▶ Goal of the exercise
Reproduce the data exactly as it stands.

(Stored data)
-*-
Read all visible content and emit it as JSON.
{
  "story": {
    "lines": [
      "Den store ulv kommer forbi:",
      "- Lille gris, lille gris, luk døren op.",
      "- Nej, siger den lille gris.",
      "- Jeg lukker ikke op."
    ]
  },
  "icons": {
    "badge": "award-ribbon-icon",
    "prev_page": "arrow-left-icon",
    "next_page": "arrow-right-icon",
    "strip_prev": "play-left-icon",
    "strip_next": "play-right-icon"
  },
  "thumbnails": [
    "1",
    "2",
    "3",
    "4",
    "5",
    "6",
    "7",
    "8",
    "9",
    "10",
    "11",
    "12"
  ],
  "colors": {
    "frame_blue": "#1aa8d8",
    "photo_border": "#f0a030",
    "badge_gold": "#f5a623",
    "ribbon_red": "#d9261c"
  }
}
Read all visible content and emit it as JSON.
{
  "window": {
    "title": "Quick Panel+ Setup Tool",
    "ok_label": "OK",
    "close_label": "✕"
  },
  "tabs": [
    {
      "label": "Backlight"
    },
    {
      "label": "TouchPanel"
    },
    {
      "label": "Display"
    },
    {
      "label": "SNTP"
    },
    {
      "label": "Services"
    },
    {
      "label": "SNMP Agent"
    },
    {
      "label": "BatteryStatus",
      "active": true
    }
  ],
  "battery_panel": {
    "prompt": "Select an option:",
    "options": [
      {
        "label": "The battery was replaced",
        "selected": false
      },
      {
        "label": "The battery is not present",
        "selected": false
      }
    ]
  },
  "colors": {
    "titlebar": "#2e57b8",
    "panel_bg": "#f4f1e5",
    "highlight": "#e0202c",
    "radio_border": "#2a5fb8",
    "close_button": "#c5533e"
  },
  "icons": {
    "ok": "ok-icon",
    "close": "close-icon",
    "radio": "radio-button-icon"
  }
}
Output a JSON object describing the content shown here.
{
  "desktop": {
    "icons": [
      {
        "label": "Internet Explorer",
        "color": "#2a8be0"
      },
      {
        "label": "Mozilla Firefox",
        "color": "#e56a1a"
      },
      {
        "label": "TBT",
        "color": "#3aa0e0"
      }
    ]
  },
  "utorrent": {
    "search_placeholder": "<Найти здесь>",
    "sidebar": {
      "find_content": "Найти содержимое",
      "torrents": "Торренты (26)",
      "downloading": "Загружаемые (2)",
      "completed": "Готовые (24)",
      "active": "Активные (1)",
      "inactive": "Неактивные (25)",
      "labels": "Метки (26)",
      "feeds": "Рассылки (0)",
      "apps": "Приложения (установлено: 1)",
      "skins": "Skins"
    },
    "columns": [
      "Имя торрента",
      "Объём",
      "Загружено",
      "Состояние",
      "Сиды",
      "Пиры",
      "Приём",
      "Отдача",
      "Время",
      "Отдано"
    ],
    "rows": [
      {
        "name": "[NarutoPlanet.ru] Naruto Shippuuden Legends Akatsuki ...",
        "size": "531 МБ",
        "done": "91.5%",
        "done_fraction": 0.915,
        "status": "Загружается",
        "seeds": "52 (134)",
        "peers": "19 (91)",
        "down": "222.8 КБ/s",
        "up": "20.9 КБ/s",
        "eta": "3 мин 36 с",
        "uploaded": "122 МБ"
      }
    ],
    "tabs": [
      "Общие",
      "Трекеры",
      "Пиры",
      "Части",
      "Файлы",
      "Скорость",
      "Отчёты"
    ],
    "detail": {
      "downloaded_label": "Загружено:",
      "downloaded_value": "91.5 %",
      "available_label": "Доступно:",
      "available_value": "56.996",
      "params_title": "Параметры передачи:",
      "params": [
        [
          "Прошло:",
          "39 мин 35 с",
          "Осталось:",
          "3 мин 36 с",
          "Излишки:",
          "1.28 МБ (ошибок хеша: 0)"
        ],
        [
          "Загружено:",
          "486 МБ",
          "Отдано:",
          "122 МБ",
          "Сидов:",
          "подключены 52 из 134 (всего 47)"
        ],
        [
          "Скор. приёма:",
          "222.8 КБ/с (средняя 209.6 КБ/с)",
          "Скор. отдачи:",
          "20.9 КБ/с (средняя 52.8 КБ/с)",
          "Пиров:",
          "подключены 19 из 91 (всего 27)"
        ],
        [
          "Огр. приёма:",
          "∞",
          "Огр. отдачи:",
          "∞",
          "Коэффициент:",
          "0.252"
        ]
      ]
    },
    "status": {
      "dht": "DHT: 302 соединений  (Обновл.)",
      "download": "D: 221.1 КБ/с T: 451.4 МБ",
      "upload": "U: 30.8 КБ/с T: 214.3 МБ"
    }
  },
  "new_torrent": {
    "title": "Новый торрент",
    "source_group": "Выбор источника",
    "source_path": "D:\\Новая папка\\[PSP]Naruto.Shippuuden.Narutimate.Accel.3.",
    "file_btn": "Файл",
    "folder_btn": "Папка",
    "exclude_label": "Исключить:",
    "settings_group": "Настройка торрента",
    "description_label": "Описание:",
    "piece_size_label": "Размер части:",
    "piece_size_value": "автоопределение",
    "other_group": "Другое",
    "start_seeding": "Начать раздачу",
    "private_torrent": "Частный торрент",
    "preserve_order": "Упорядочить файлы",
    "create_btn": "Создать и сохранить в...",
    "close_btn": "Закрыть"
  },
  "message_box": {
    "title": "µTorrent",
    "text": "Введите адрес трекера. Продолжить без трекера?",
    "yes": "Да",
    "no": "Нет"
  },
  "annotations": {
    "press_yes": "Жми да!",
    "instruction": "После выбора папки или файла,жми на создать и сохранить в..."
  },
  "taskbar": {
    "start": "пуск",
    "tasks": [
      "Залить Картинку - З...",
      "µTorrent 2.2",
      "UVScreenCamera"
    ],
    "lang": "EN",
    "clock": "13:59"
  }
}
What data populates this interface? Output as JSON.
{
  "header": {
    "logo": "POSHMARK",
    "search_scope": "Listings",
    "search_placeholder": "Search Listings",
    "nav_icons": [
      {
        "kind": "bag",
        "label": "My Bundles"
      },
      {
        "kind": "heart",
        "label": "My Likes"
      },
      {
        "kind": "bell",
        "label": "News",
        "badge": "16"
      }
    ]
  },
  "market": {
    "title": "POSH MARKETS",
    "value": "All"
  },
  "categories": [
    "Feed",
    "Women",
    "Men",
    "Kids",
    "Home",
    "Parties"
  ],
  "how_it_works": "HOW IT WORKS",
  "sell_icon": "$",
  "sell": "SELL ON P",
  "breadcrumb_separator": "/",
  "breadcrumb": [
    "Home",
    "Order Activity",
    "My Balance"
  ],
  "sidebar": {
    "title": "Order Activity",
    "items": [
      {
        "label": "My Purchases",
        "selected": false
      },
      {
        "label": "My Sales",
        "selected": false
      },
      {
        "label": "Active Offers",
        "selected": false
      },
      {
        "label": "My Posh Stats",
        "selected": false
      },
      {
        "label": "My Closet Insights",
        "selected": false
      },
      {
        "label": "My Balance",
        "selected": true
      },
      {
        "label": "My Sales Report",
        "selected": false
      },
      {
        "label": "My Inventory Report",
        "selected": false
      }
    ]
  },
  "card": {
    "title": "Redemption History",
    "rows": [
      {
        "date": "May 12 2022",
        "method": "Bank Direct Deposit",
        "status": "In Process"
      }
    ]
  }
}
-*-
▶ Solved exercise
Read all visible content and emit it as JSON.
{
  "story": {
    "lines": [
      "Den store ulv kommer forbi:",
      "- Lille gris, lille gris, luk døren op.",
      "- Nej, siger den lille gris.",
      "- Jeg lukker ikke op."
    ]
  },
  "icons": {
    "badge": "award-ribbon-icon",
    "prev_page": "arrow-left-icon",
    "next_page": "arrow-right-icon",
    "strip_prev": "play-left-icon",
    "strip_next": "play-right-icon"
  },
  "thumbnails": [
    "1",
    "2",
    "3",
    "4",
    "5",
    "6",
    "7",
    "8",
    "9",
    "10",
    "11",
    "12"
  ],
  "colors": {
    "frame_blue": "#1aa8d8",
    "photo_border": "#f0a030",
    "badge_gold": "#f5a623",
    "ribbon_red": "#d9261c"
  }
}
Read all visible content and emit it as JSON.
{
  "window": {
    "title": "Quick Panel+ Setup Tool",
    "ok_label": "OK",
    "close_label": "✕"
  },
  "tabs": [
    {
      "label": "Backlight"
    },
    {
      "label": "TouchPanel"
    },
    {
      "label": "Display"
    },
    {
      "label": "SNTP"
    },
    {
      "label": "Services"
    },
    {
      "label": "SNMP Agent"
    },
    {
      "label": "BatteryStatus",
      "active": true
    }
  ],
  "battery_panel": {
    "prompt": "Select an option:",
    "options": [
      {
        "label": "The battery was replaced",
        "selected": false
      },
      {
        "label": "The battery is not present",
        "selected": false
      }
    ]
  },
  "colors": {
    "titlebar": "#2e57b8",
    "panel_bg": "#f4f1e5",
    "highlight": "#e0202c",
    "radio_border": "#2a5fb8",
    "close_button": "#c5533e"
  },
  "icons": {
    "ok": "ok-icon",
    "close": "close-icon",
    "radio": "radio-button-icon"
  }
}
Output a JSON object describing the content shown here.
{
  "desktop": {
    "icons": [
      {
        "label": "Internet Explorer",
        "color": "#2a8be0"
      },
      {
        "label": "Mozilla Firefox",
        "color": "#e56a1a"
      },
      {
        "label": "TBT",
        "color": "#3aa0e0"
      }
    ]
  },
  "utorrent": {
    "search_placeholder": "<Найти здесь>",
    "sidebar": {
      "find_content": "Найти содержимое",
      "torrents": "Торренты (26)",
      "downloading": "Загружаемые (2)",
      "completed": "Готовые (24)",
      "active": "Активные (1)",
      "inactive": "Неактивные (25)",
      "labels": "Метки (26)",
      "feeds": "Рассылки (0)",
      "apps": "Приложения (установлено: 1)",
      "skins": "Skins"
    },
    "columns": [
      "Имя торрента",
      "Объём",
      "Загружено",
      "Состояние",
      "Сиды",
      "Пиры",
      "Приём",
      "Отдача",
      "Время",
      "Отдано"
    ],
    "rows": [
      {
        "name": "[NarutoPlanet.ru] Naruto Shippuuden Legends Akatsuki ...",
        "size": "531 МБ",
        "done": "91.5%",
        "done_fraction": 0.915,
        "status": "Загружается",
        "seeds": "52 (134)",
        "peers": "19 (91)",
        "down": "222.8 КБ/s",
        "up": "20.9 КБ/s",
        "eta": "3 мин 36 с",
        "uploaded": "122 МБ"
      }
    ],
    "tabs": [
      "Общие",
      "Трекеры",
      "Пиры",
      "Части",
      "Файлы",
      "Скорость",
      "Отчёты"
    ],
    "detail": {
      "downloaded_label": "Загружено:",
      "downloaded_value": "91.5 %",
      "available_label": "Доступно:",
      "available_value": "56.996",
      "params_title": "Параметры передачи:",
      "params": [
        [
          "Прошло:",
          "39 мин 35 с",
          "Осталось:",
          "3 мин 36 с",
          "Излишки:",
          "1.28 МБ (ошибок хеша: 0)"
        ],
        [
          "Загружено:",
          "486 МБ",
          "Отдано:",
          "122 МБ",
          "Сидов:",
          "подключены 52 из 134 (всего 47)"
        ],
        [
          "Скор. приёма:",
          "222.8 КБ/с (средняя 209.6 КБ/с)",
          "Скор. отдачи:",
          "20.9 КБ/с (средняя 52.8 КБ/с)",
          "Пиров:",
          "подключены 19 из 91 (всего 27)"
        ],
        [
          "Огр. приёма:",
          "∞",
          "Огр. отдачи:",
          "∞",
          "Коэффициент:",
          "0.252"
        ]
      ]
    },
    "status": {
      "dht": "DHT: 302 соединений  (Обновл.)",
      "download": "D: 221.1 КБ/с T: 451.4 МБ",
      "upload": "U: 30.8 КБ/с T: 214.3 МБ"
    }
  },
  "new_torrent": {
    "title": "Новый торрент",
    "source_group": "Выбор источника",
    "source_path": "D:\\Новая папка\\[PSP]Naruto.Shippuuden.Narutimate.Accel.3.",
    "file_btn": "Файл",
    "folder_btn": "Папка",
    "exclude_label": "Исключить:",
    "settings_group": "Настройка торрента",
    "description_label": "Описание:",
    "piece_size_label": "Размер части:",
    "piece_size_value": "автоопределение",
    "other_group": "Другое",
    "start_seeding": "Начать раздачу",
    "private_torrent": "Частный торрент",
    "preserve_order": "Упорядочить файлы",
    "create_btn": "Создать и сохранить в...",
    "close_btn": "Закрыть"
  },
  "message_box": {
    "title": "µTorrent",
    "text": "Введите адрес трекера. Продолжить без трекера?",
    "yes": "Да",
    "no": "Нет"
  },
  "annotations": {
    "press_yes": "Жми да!",
    "instruction": "После выбора папки или файла,жми на создать и сохранить в..."
  },
  "taskbar": {
    "start": "пуск",
    "tasks": [
      "Залить Картинку - З...",
      "µTorrent 2.2",
      "UVScreenCamera"
    ],
    "lang": "EN",
    "clock": "13:59"
  }
}
What data populates this interface? Output as JSON.
{
  "header": {
    "logo": "POSHMARK",
    "search_scope": "Listings",
    "search_placeholder": "Search Listings",
    "nav_icons": [
      {
        "kind": "bag",
        "label": "My Bundles"
      },
      {
        "kind": "heart",
        "label": "My Likes"
      },
      {
        "kind": "bell",
        "label": "News",
        "badge": "16"
      }
    ]
  },
  "market": {
    "title": "POSH MARKETS",
    "value": "All"
  },
  "categories": [
    "Feed",
    "Women",
    "Men",
    "Kids",
    "Home",
    "Parties"
  ],
  "how_it_works": "HOW IT WORKS",
  "sell_icon": "$",
  "sell": "SELL ON P",
  "breadcrumb_separator": "/",
  "breadcrumb": [
    "Home",
    "Order Activity",
    "My Balance"
  ],
  "sidebar": {
    "title": "Order Activity",
    "items": [
      {
        "label": "My Purchases",
        "selected": false
      },
      {
        "label": "My Sales",
        "selected": false
      },
      {
        "label": "Active Offers",
        "selected": false
      },
      {
        "label": "My Posh Stats",
        "selected": false
      },
      {
        "label": "My Closet Insights",
        "selected": false
      },
      {
        "label": "My Balance",
        "selected": true
      },
      {
        "label": "My Sales Report",
        "selected": false
      },
      {
        "label": "My Inventory Report",
        "selected": false
      }
    ]
  },
  "card": {
    "title": "Redemption History",
    "rows": [
      {
        "date": "May 12 2022",
        "method": "Bank Direct Deposit",
        "status": "In Process"
      }
    ]
  }
}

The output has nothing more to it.